··· SOURCE INFORMATION
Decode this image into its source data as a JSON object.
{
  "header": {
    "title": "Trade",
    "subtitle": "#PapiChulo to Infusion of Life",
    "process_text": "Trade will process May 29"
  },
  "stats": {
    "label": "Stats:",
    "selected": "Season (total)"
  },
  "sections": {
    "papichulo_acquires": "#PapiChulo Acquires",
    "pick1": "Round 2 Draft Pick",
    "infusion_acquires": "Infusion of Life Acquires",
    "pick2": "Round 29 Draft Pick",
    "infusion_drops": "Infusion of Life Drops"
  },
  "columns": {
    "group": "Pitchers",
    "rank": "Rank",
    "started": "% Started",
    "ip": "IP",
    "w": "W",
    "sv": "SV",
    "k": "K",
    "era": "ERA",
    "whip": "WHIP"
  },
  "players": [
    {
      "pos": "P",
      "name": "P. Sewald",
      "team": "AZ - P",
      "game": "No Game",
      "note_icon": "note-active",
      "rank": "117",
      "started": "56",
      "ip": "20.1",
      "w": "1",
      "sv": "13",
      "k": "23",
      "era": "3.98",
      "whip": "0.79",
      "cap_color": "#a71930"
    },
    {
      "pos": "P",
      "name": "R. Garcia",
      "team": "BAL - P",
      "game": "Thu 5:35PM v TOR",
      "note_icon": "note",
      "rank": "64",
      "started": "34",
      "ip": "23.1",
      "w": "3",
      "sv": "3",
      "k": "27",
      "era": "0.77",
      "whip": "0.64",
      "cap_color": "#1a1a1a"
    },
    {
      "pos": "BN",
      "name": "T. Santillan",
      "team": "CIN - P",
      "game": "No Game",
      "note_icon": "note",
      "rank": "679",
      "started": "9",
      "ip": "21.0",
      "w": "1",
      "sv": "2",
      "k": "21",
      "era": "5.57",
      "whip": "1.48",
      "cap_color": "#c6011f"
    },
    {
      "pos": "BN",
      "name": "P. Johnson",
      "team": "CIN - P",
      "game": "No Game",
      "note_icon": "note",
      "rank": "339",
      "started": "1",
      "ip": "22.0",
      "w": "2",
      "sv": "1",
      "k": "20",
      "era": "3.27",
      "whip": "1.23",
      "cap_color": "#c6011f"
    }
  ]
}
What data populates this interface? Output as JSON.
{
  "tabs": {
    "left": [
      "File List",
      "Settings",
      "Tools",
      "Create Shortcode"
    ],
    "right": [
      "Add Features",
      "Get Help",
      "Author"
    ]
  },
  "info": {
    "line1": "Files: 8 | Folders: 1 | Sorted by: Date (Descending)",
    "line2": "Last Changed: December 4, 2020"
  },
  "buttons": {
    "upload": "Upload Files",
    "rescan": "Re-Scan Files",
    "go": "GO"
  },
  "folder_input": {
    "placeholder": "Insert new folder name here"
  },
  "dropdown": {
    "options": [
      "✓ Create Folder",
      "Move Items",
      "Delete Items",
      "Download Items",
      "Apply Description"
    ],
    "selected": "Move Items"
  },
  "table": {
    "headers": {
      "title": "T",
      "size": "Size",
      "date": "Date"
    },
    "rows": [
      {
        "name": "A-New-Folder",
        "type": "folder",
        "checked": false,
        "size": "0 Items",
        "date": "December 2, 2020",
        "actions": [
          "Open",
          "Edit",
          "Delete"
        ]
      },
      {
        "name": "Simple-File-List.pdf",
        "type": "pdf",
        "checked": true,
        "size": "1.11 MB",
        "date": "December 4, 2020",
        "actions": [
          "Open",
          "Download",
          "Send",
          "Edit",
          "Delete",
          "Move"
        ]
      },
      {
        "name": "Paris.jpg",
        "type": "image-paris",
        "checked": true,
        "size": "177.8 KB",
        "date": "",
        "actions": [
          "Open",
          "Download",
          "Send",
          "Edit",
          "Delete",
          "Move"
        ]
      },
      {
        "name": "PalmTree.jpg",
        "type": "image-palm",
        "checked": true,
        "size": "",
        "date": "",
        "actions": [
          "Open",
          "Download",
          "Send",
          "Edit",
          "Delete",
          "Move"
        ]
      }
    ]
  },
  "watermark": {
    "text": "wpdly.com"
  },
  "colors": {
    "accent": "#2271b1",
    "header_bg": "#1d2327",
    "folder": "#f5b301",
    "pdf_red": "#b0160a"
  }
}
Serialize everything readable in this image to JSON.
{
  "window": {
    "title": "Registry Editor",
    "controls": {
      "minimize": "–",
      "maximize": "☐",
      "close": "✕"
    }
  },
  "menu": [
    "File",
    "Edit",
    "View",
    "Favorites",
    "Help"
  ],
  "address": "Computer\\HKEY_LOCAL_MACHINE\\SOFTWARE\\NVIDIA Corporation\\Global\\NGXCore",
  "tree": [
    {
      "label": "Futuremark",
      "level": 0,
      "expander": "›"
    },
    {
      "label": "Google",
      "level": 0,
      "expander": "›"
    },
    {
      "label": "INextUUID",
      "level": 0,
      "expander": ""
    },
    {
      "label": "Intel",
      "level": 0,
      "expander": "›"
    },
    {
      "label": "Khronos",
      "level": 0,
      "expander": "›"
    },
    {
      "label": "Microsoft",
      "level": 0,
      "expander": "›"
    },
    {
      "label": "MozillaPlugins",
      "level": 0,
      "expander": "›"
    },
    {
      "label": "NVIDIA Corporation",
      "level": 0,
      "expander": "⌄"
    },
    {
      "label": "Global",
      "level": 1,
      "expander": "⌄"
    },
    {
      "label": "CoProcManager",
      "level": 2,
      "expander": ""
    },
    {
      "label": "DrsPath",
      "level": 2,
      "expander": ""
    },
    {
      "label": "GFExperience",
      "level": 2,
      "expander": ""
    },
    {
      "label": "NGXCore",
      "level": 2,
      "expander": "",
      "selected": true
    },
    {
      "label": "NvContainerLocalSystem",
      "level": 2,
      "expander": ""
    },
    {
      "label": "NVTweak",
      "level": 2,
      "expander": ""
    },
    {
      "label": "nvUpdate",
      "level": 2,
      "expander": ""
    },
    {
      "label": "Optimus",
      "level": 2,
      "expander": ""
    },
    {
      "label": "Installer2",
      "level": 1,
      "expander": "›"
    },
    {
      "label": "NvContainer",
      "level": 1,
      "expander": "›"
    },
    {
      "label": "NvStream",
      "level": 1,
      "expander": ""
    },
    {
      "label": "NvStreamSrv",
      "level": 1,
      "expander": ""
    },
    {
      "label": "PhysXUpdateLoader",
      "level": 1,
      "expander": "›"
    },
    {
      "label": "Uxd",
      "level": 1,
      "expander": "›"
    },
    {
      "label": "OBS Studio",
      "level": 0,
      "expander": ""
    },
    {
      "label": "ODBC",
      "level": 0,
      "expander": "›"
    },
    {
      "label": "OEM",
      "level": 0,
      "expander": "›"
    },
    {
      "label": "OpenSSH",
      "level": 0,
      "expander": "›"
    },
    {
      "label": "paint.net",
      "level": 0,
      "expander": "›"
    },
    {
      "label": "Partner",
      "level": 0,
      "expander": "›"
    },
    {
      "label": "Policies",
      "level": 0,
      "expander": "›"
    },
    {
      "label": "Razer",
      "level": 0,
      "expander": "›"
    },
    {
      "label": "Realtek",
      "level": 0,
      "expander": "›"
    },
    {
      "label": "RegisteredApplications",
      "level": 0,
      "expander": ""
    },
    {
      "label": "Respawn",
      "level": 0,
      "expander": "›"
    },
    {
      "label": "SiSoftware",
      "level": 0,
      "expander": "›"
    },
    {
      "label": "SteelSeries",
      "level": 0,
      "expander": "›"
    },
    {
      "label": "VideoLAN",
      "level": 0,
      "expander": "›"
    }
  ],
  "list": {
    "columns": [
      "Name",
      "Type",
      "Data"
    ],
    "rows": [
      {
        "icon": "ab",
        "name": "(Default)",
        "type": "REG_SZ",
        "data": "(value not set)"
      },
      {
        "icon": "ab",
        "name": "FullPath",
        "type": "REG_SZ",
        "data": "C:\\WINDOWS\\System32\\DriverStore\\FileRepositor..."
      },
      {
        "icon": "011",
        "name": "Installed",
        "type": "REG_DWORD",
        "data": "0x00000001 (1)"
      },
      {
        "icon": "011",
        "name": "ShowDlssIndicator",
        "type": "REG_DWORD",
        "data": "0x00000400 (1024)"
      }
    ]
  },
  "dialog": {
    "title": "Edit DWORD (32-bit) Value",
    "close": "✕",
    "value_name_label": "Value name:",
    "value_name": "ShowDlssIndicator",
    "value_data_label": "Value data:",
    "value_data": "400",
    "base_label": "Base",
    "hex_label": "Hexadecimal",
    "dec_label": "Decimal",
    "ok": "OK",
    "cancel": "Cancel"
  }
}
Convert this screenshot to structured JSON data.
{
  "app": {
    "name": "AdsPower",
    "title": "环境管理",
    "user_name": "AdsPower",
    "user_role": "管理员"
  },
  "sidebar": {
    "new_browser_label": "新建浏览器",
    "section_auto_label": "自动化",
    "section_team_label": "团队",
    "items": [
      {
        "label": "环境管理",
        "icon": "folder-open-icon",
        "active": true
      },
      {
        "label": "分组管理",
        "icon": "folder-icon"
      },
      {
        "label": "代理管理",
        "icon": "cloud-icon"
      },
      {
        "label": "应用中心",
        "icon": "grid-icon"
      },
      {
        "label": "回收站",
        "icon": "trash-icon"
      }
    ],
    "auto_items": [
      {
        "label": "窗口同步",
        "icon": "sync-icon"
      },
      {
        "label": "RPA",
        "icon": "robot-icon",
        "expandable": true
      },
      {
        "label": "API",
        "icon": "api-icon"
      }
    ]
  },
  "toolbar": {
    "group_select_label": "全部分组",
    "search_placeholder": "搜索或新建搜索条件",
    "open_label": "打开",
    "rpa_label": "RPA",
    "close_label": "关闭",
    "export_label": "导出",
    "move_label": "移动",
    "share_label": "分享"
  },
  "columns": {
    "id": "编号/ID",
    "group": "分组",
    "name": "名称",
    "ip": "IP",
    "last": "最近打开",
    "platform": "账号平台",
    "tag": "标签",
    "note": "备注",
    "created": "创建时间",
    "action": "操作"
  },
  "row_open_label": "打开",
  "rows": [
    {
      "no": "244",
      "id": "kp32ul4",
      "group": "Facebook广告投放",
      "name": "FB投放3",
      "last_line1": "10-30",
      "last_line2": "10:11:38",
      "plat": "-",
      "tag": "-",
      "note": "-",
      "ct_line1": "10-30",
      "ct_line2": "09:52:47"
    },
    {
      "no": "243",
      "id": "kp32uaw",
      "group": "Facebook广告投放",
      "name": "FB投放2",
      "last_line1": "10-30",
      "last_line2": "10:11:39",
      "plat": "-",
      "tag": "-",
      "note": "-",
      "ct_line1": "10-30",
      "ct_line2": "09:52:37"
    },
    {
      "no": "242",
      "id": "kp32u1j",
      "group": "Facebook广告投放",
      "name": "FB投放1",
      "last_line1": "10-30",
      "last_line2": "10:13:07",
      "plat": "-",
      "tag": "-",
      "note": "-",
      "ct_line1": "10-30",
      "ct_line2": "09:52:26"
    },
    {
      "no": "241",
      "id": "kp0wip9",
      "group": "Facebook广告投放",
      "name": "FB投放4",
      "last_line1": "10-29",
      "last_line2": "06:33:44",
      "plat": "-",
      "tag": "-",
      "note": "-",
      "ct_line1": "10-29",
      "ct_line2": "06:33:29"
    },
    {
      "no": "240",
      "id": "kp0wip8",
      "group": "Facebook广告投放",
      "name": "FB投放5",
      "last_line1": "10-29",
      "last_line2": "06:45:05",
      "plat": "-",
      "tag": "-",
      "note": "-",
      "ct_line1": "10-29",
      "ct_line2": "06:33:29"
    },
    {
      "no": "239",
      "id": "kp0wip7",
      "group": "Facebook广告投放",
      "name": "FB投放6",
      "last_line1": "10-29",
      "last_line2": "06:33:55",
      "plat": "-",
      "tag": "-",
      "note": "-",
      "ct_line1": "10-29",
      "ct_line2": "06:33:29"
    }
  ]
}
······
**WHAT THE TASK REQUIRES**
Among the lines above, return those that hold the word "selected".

**ANSWER SECTION**
    "selected": "Season (total)"
    "selected": "Move Items"
      "selected": true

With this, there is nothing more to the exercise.